» **ABOUT THIS TASK**
What lines of the data include the string "ucolor"? Copy them all.

-.-.-

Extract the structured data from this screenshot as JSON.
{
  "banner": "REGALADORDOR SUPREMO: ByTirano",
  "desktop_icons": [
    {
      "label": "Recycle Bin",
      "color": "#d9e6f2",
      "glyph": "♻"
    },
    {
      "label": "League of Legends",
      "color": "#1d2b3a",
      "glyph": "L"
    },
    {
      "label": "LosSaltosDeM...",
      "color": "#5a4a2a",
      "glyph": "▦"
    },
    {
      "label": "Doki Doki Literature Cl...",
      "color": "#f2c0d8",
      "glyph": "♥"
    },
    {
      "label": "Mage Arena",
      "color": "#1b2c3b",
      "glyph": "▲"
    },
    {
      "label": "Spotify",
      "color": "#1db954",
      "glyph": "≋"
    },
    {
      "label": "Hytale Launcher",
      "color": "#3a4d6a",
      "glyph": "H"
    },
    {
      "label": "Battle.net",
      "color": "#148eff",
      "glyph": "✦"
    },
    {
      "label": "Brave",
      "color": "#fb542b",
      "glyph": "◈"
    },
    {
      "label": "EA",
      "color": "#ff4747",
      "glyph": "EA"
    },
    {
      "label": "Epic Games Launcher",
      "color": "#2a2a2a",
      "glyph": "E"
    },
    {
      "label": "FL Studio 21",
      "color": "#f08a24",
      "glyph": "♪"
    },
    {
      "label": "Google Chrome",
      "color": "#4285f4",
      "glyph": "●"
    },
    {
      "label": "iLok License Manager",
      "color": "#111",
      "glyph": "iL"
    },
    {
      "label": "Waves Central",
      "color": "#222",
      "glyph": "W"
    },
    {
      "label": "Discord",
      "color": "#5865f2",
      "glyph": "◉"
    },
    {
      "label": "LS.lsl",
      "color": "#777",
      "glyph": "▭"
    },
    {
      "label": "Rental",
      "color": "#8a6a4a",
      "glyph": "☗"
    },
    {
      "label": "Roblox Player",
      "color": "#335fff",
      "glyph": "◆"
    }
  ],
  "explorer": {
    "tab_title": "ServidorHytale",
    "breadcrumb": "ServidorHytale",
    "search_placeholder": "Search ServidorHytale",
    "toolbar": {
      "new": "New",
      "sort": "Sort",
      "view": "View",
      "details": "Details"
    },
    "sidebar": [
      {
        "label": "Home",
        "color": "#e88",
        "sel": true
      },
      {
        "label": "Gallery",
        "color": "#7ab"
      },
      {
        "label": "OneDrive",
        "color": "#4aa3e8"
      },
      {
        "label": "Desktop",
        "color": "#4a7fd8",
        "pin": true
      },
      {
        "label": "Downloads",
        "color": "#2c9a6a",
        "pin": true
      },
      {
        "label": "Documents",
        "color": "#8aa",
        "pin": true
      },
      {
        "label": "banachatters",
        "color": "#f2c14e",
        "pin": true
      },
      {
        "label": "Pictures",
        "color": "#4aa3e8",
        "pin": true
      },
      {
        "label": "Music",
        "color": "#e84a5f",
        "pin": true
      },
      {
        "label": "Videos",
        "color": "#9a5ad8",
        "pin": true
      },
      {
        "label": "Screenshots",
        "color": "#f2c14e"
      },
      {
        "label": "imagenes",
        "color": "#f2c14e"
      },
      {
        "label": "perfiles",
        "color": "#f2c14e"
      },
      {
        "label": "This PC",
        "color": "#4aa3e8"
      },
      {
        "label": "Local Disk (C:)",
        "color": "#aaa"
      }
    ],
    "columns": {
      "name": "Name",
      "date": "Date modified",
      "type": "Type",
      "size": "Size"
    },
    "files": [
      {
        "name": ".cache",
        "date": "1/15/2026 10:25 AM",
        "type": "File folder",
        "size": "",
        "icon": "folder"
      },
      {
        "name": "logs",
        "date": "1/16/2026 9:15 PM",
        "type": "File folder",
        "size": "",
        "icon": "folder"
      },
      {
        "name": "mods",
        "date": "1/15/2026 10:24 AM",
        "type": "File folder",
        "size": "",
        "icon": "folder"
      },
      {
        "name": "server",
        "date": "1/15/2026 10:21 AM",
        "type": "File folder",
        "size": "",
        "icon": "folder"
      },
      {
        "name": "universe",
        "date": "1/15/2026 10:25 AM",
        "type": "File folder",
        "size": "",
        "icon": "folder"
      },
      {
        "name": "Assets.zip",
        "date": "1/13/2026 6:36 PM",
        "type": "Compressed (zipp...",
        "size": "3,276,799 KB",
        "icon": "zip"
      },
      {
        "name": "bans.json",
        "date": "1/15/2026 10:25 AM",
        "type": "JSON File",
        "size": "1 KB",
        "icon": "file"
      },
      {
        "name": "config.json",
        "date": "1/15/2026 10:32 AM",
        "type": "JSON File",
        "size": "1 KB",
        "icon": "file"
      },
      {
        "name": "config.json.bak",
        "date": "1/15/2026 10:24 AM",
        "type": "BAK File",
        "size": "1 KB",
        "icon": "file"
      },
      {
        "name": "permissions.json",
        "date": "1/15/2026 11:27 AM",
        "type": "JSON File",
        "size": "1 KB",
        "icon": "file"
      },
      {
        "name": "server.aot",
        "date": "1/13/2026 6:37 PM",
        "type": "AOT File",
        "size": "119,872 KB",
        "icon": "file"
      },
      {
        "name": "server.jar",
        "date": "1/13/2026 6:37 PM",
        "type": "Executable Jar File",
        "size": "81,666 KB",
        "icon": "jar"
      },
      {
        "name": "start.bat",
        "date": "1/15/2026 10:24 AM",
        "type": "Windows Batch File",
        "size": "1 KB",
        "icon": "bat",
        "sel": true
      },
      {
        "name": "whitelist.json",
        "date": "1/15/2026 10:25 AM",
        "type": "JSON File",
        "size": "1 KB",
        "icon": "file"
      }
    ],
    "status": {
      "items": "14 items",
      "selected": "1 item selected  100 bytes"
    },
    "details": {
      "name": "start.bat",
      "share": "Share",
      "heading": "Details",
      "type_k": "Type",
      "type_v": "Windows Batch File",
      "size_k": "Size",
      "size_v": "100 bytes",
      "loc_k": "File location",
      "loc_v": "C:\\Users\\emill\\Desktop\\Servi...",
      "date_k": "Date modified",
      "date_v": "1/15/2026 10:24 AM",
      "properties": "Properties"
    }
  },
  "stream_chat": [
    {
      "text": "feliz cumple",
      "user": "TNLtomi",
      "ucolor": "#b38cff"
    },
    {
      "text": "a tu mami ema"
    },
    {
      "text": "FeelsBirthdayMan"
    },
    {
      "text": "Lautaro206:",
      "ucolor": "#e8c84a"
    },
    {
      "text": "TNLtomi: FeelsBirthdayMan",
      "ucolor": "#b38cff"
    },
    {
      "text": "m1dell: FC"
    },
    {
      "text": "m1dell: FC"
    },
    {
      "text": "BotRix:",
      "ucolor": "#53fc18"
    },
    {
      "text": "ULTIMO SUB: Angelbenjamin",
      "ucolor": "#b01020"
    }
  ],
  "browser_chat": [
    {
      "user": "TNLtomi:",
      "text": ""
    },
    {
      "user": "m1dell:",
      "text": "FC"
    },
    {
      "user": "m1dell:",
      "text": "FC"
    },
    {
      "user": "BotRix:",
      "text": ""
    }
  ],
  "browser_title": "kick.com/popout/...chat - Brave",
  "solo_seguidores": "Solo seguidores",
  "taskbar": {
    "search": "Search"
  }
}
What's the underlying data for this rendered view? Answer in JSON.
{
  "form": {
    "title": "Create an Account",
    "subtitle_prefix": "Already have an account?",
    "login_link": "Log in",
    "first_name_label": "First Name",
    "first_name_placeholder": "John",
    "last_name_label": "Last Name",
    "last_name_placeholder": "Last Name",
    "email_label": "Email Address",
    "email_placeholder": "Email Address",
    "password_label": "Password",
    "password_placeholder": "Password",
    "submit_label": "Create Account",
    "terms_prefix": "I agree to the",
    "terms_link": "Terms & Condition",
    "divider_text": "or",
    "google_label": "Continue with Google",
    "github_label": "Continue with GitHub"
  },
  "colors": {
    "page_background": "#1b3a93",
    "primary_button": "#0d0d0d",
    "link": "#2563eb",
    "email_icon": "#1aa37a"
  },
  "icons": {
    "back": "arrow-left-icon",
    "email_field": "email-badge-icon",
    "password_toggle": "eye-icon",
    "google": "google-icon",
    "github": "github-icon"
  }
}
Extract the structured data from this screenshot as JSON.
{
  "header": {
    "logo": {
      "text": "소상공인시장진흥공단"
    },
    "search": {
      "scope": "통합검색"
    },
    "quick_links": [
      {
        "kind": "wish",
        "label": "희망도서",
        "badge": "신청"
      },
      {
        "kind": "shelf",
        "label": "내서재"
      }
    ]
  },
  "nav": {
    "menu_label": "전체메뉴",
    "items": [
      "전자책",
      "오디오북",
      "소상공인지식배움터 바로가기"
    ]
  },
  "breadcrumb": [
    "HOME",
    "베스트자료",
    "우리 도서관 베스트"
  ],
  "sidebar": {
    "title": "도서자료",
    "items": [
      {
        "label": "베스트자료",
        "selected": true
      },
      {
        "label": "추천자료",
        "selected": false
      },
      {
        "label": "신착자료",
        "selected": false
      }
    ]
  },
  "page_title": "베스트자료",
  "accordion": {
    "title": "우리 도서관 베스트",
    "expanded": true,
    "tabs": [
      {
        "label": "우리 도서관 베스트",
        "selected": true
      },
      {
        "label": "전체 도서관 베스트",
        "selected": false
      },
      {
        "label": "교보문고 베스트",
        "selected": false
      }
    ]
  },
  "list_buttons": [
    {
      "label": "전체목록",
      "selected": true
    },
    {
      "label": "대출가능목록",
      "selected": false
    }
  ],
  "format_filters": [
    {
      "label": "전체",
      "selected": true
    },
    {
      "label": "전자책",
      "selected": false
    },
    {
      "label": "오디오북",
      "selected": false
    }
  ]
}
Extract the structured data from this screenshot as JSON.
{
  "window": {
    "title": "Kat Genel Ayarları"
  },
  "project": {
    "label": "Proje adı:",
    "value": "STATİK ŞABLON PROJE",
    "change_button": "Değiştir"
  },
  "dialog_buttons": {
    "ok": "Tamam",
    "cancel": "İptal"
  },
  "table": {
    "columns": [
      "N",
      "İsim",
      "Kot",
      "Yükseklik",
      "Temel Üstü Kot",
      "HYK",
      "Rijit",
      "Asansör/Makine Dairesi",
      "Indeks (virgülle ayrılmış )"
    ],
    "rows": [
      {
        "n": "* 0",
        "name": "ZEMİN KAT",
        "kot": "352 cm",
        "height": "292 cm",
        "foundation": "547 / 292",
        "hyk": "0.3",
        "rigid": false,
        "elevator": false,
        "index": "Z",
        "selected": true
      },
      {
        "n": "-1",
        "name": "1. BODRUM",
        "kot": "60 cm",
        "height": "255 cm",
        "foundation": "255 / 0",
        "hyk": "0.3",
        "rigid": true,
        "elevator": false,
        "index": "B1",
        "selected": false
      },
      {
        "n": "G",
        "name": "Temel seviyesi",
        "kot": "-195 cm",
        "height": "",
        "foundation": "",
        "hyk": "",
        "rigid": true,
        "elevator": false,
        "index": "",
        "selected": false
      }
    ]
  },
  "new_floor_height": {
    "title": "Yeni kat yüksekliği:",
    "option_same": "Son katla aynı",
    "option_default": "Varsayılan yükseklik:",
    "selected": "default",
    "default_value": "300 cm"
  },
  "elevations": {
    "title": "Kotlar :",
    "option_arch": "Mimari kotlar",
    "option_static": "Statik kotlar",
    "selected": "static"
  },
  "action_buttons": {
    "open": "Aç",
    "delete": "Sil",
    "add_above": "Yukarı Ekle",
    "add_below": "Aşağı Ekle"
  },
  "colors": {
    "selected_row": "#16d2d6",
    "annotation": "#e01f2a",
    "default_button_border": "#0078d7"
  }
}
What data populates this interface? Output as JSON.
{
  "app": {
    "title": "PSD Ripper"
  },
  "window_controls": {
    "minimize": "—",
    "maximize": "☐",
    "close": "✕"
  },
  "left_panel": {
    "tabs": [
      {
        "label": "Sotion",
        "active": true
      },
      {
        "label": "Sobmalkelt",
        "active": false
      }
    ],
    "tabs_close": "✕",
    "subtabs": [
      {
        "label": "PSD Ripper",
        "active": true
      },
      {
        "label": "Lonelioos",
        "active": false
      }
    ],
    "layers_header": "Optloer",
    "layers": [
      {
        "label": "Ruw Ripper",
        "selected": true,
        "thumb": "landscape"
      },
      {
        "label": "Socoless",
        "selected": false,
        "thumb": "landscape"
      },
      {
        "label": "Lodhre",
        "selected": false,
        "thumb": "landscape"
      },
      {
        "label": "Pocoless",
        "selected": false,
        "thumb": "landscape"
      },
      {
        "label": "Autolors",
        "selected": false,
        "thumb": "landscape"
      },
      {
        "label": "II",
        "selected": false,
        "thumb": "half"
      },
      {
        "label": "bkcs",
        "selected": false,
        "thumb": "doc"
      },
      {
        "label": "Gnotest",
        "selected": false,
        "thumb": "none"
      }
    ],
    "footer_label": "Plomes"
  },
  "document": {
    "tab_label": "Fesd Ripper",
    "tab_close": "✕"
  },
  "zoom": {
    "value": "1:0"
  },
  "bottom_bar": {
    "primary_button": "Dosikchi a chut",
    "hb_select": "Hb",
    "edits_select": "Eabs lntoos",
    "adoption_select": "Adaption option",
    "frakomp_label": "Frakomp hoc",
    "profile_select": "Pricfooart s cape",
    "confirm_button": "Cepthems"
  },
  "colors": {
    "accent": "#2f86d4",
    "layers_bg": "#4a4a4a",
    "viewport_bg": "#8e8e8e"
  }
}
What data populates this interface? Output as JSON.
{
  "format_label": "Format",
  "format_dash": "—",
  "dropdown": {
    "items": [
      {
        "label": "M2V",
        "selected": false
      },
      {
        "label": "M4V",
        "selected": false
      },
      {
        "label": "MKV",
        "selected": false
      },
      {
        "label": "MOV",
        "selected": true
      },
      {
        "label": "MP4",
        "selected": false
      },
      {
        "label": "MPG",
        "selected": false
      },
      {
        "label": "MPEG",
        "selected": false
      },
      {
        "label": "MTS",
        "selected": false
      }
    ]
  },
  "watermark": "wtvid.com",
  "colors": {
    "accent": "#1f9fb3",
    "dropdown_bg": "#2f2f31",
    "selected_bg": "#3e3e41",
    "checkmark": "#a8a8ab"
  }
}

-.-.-

» **ANSWER TO THIS TASK**
      "ucolor": "#b38cff"
      "ucolor": "#e8c84a"
      "ucolor": "#b38cff"
      "ucolor": "#53fc18"
      "ucolor": "#b01020"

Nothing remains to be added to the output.